Petone is a town with an entire heritage precinct main street. Catch the train from the Wellington Central Railway Station and your first point of interest is the Petone Railway Station. Petone station is a commuter hub with a flagpole partially obscured by a bent damaged Pohutukawa. The Flagpole here is to commemorate the ANZAC spirit of Railway workers from Petone and those from Hornsby New South Wales who were posted together to the front during World War I.. The pole’s timber is a combination of Kauri and Australian timber. A bit of history half hidden by time. And it gets better, the main street is repurposed nineteenth century stores, from butchers, bakers, fruit shops and general purpose retail stores into a thriving hub of artisan and upmarket shops located in the nineteenth century shops. And plenty of cafes to rest those weary feet after shopping.
It took over a decade to hand cut the tunnels, and then it was closed shortly afterwards as uneconomic. A tunnel to nowhere. Located at Kawatiri Junction at the intersection of SH6 and SH63, 35 km northeast of Murchison. There is an information shelter, picnic site and toilets beside the large parking area.

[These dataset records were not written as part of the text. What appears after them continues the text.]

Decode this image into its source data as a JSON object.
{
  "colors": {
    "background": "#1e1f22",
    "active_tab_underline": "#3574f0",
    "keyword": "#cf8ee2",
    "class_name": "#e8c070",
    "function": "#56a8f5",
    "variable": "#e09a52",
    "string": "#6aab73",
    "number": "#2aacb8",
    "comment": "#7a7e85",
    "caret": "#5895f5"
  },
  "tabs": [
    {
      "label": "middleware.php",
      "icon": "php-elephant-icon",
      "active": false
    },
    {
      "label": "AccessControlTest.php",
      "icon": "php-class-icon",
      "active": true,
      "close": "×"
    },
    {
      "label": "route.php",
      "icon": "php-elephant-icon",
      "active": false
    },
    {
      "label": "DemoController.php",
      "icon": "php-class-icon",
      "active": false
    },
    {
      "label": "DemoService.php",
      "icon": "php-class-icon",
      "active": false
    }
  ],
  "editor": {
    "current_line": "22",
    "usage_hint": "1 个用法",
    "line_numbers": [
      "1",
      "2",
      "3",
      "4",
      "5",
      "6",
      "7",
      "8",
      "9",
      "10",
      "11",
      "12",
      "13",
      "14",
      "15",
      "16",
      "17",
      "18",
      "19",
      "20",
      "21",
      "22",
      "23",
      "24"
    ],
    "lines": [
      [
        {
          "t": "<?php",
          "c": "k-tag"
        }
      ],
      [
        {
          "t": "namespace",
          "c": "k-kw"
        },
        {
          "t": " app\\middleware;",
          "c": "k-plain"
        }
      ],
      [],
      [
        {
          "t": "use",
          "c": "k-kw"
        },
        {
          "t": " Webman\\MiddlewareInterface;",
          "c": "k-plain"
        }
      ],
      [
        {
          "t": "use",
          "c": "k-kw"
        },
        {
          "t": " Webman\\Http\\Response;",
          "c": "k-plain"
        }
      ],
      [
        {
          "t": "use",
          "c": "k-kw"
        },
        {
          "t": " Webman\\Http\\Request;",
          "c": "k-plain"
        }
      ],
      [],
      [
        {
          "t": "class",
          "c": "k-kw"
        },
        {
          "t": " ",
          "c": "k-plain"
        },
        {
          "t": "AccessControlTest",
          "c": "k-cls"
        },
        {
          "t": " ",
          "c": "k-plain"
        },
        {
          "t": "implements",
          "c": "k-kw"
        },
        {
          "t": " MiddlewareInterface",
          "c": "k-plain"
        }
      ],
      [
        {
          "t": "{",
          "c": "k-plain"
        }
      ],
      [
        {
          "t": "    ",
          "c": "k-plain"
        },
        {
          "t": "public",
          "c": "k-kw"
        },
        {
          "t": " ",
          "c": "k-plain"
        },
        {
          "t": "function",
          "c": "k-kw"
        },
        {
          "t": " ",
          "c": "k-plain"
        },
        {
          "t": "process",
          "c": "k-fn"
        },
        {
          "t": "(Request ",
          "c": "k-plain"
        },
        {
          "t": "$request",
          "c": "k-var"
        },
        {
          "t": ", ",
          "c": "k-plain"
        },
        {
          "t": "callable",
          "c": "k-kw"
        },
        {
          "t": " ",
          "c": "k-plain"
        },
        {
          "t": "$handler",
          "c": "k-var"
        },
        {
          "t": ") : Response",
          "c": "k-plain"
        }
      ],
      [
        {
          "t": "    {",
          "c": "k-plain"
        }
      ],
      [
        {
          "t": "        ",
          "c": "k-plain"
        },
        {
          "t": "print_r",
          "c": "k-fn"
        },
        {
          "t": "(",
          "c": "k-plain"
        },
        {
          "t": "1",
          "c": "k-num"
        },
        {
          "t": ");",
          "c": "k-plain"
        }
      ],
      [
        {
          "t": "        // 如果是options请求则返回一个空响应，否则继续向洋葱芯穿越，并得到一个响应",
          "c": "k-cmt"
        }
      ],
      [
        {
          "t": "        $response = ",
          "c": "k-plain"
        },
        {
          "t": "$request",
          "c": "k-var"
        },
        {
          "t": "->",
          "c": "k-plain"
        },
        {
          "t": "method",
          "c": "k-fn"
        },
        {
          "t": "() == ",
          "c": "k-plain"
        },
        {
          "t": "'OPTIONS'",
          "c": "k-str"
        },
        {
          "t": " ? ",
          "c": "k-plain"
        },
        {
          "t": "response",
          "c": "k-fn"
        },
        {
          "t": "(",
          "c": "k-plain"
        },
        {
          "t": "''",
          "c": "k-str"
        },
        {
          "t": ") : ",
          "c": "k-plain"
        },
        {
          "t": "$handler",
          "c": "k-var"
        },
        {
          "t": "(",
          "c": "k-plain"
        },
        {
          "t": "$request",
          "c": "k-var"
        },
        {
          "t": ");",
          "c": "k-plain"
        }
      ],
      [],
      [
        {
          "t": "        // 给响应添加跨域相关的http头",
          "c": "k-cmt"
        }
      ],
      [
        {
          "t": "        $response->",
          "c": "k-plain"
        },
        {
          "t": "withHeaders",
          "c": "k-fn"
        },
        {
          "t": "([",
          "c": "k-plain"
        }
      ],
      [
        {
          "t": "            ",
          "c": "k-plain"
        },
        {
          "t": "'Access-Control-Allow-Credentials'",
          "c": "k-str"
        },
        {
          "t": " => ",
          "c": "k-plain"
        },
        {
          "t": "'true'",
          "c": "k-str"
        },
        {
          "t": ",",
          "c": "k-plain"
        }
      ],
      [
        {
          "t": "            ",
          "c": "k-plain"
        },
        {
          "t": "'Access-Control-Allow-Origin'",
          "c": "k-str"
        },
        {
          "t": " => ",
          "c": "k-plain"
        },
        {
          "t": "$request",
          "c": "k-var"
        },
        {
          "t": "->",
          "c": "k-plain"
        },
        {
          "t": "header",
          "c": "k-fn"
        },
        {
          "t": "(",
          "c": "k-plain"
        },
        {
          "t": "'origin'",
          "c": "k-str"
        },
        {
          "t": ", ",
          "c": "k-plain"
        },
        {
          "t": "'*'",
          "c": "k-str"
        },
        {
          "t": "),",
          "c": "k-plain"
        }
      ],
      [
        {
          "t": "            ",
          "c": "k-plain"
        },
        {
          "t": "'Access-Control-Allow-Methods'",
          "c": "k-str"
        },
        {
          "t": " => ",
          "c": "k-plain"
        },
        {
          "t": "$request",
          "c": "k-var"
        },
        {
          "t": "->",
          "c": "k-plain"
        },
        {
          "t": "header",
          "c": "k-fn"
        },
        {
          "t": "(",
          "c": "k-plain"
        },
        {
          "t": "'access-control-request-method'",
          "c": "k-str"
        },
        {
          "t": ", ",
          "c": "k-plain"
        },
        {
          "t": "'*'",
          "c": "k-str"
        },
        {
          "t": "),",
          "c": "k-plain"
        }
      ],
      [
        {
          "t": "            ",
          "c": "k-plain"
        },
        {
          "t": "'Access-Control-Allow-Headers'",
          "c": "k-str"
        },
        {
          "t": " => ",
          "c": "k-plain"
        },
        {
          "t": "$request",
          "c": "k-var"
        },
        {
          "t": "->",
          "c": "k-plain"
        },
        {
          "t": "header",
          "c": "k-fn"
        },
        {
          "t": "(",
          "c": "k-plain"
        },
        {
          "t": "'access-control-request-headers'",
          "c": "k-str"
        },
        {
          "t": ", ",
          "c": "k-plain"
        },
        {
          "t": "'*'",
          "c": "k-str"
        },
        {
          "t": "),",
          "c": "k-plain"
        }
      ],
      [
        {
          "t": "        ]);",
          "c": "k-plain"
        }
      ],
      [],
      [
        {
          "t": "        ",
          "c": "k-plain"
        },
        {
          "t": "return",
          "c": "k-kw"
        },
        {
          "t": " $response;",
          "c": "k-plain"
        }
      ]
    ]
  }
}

The walk starts from a carpark with information panels detailing the rich history of the area. You do not need a torch just your imagination.
After 200 metres the track crosses an old rail bridge before passing through a train tunnel built in 1923. A torch is helpful but not essential. The track returns via beech forest above the Hope River closing the loop at the entrance to the tunnel.
Granity is a must do visit stop for everyone interested in climate change. You stand on the constructed stoney embankments and watch the sea relentlessly working away at the foundations. And the nearest houses are very close. There is a notice and plaque showing where the community hall once stood. It is sobering watching the rising sea rewrite land boundaries.
Granity is home to the Granity Museum. Located in the centre of Gravity (sign posted off the main Road) on a historical site, being coke ovens built 1909-1910. Buildings and sites belong to the Northern Buller Museum Trust. It also owns the Millerton Incline behind the Museum.
Dunedin Gasworks Museum | Industrial Heritage, economic heritage fans have “part of the now closed Dunedin Gasworks which was New Zealand’s first and last gasworks, operating from 1863 until 1987 to investigate. The plant is one of only three known preserved gasworks museums in the world. This is a significant local and world heritage site.” For someone who is fascinated by abandoned or former industrial sites the gasworks museum did not disappoint.
The journey is worth it.